> [Given records]:
-- Opening Marker --
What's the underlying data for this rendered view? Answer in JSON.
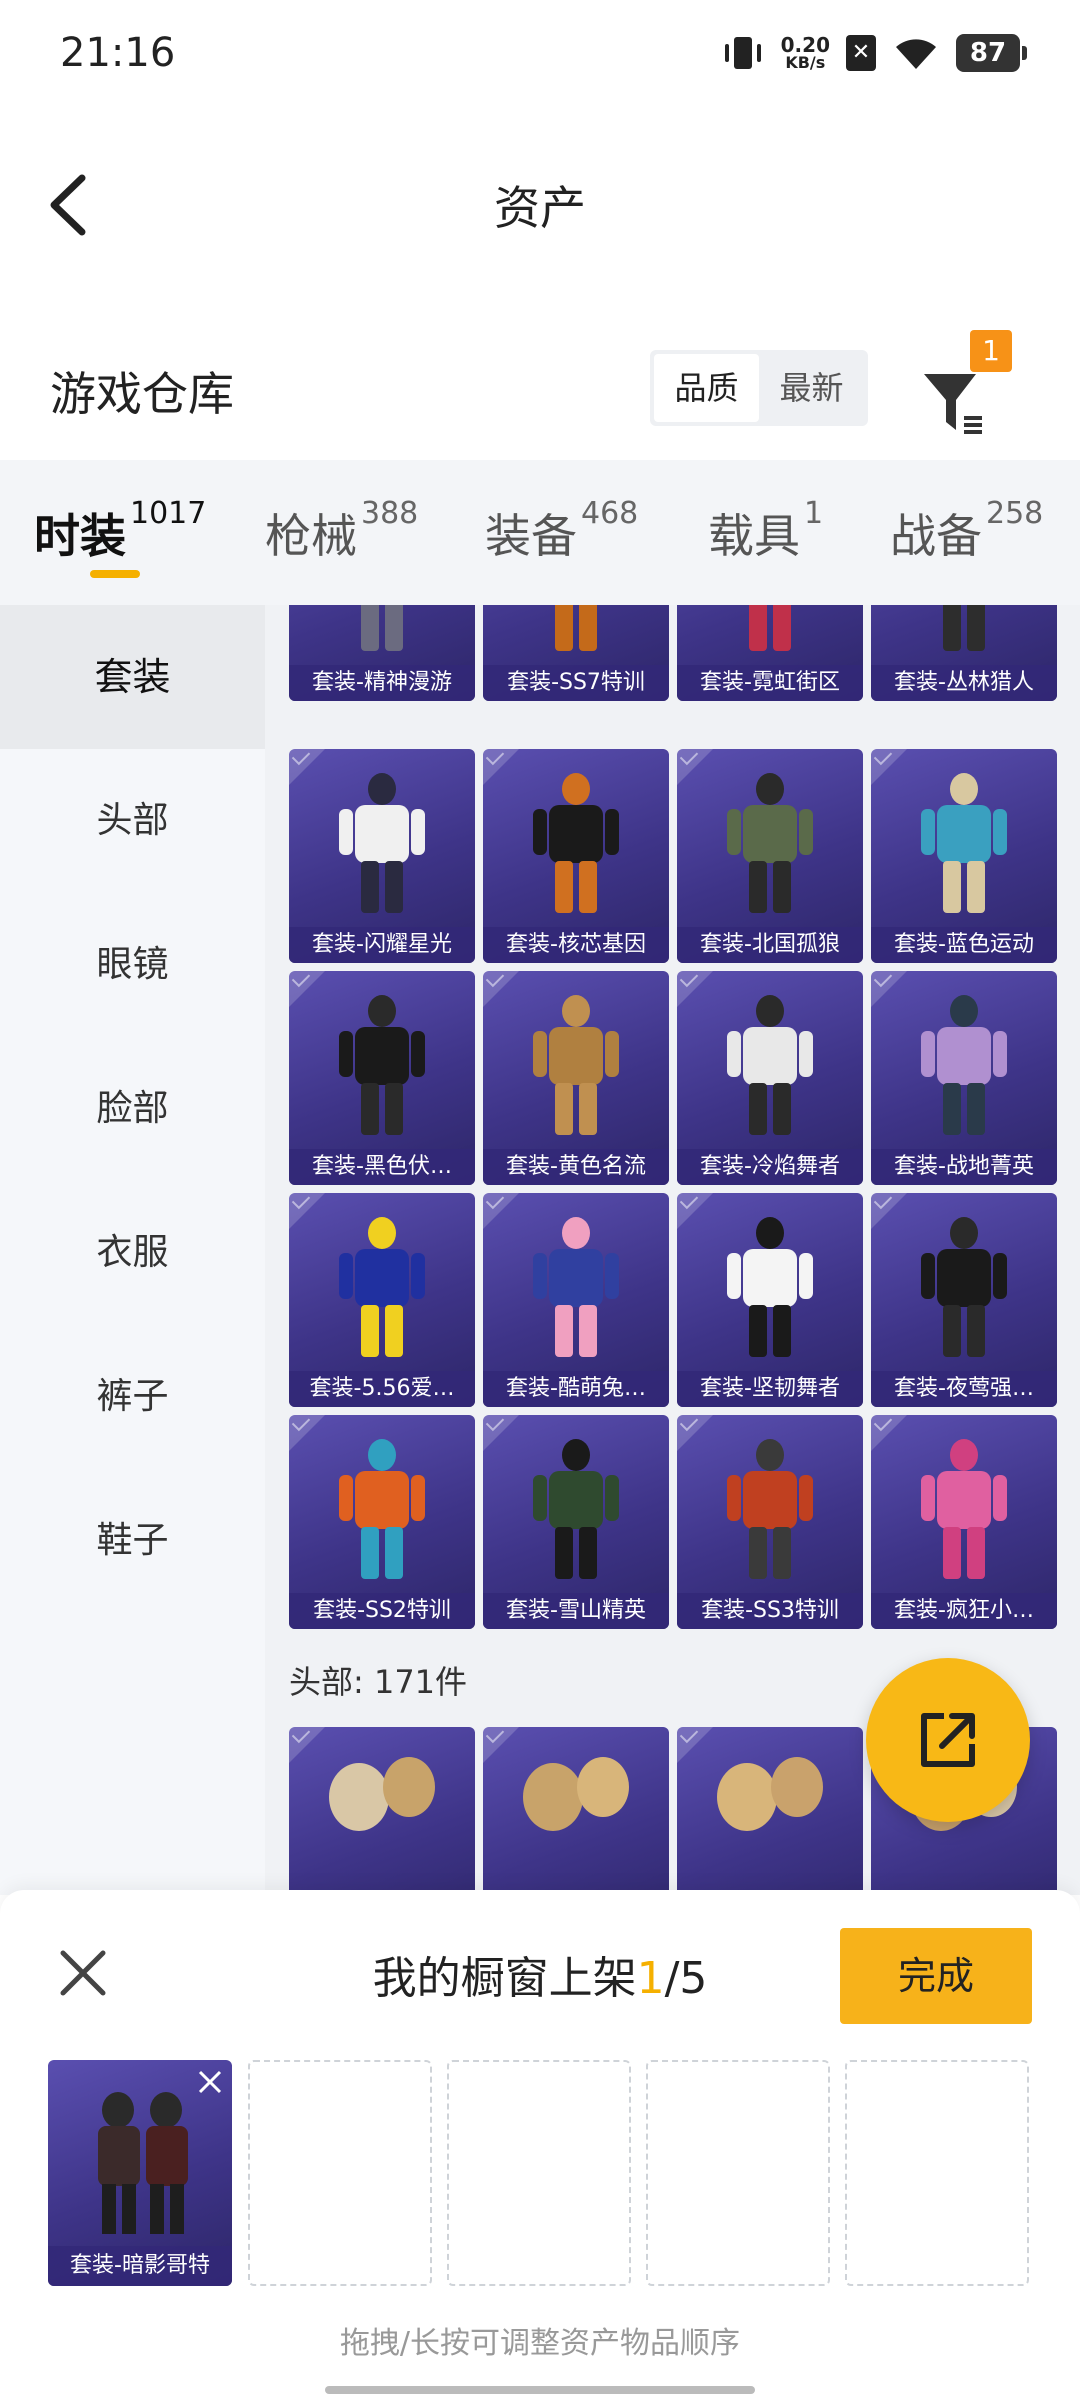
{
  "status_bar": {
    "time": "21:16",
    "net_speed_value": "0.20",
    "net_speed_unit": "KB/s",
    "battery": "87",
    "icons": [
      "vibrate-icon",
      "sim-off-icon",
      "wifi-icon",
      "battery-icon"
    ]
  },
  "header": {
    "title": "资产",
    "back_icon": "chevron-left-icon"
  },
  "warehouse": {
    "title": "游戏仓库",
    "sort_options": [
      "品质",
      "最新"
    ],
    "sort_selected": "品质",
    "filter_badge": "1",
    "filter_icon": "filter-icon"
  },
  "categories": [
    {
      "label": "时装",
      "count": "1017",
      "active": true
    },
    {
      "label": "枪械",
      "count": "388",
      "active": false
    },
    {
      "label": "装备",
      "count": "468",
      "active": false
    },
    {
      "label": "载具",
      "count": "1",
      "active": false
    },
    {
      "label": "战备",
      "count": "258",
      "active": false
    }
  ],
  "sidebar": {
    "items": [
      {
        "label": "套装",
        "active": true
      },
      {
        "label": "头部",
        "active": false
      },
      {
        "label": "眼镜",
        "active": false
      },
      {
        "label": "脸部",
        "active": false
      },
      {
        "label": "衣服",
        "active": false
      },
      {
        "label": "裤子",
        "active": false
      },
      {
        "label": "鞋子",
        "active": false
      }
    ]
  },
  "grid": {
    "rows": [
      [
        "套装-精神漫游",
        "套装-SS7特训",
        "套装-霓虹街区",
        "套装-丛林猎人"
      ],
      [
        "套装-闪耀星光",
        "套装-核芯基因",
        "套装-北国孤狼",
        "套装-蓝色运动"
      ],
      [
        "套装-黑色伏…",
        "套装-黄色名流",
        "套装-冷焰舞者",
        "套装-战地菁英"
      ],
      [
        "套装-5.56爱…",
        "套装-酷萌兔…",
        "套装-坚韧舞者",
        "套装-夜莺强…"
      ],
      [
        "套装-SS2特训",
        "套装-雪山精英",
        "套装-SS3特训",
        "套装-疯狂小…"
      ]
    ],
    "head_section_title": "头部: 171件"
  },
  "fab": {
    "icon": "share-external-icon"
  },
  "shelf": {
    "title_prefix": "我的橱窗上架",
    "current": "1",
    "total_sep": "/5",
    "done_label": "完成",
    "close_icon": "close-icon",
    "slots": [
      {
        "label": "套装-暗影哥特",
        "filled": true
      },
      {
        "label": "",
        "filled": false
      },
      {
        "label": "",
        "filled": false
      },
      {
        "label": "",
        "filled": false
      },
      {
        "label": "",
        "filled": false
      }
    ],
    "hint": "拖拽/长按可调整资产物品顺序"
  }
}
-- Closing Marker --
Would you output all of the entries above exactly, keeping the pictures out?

What's the underlying data for this rendered view? Answer in JSON.
{
  "status_bar": {
    "time": "21:16",
    "net_speed_value": "0.20",
    "net_speed_unit": "KB/s",
    "battery": "87",
    "icons": [
      "vibrate-icon",
      "sim-off-icon",
      "wifi-icon",
      "battery-icon"
    ]
  },
  "header": {
    "title": "资产",
    "back_icon": "chevron-left-icon"
  },
  "warehouse": {
    "title": "游戏仓库",
    "sort_options": [
      "品质",
      "最新"
    ],
    "sort_selected": "品质",
    "filter_badge": "1",
    "filter_icon": "filter-icon"
  },
  "categories": [
    {
      "label": "时装",
      "count": "1017",
      "active": true
    },
    {
      "label": "枪械",
      "count": "388",
      "active": false
    },
    {
      "label": "装备",
      "count": "468",
      "active": false
    },
    {
      "label": "载具",
      "count": "1",
      "active": false
    },
    {
      "label": "战备",
      "count": "258",
      "active": false
    }
  ],
  "sidebar": {
    "items": [
      {
        "label": "套装",
        "active": true
      },
      {
        "label": "头部",
        "active": false
      },
      {
        "label": "眼镜",
        "active": false
      },
      {
        "label": "脸部",
        "active": false
      },
      {
        "label": "衣服",
        "active": false
      },
      {
        "label": "裤子",
        "active": false
      },
      {
        "label": "鞋子",
        "active": false
      }
    ]
  },
  "grid": {
    "rows": [
      [
        "套装-精神漫游",
        "套装-SS7特训",
        "套装-霓虹街区",
        "套装-丛林猎人"
      ],
      [
        "套装-闪耀星光",
        "套装-核芯基因",
        "套装-北国孤狼",
        "套装-蓝色运动"
      ],
      [
        "套装-黑色伏…",
        "套装-黄色名流",
        "套装-冷焰舞者",
        "套装-战地菁英"
      ],
      [
        "套装-5.56爱…",
        "套装-酷萌兔…",
        "套装-坚韧舞者",
        "套装-夜莺强…"
      ],
      [
        "套装-SS2特训",
        "套装-雪山精英",
        "套装-SS3特训",
        "套装-疯狂小…"
      ]
    ],
    "head_section_title": "头部: 171件"
  },
  "fab": {
    "icon": "share-external-icon"
  },
  "shelf": {
    "title_prefix": "我的橱窗上架",
    "current": "1",
    "total_sep": "/5",
    "done_label": "完成",
    "close_icon": "close-icon",
    "slots": [
      {
        "label": "套装-暗影哥特",
        "filled": true
      },
      {
        "label": "",
        "filled": false
      },
      {
        "label": "",
        "filled": false
      },
      {
        "label": "",
        "filled": false
      },
      {
        "label": "",
        "filled": false
      }
    ],
    "hint": "拖拽/长按可调整资产物品顺序"
  }
}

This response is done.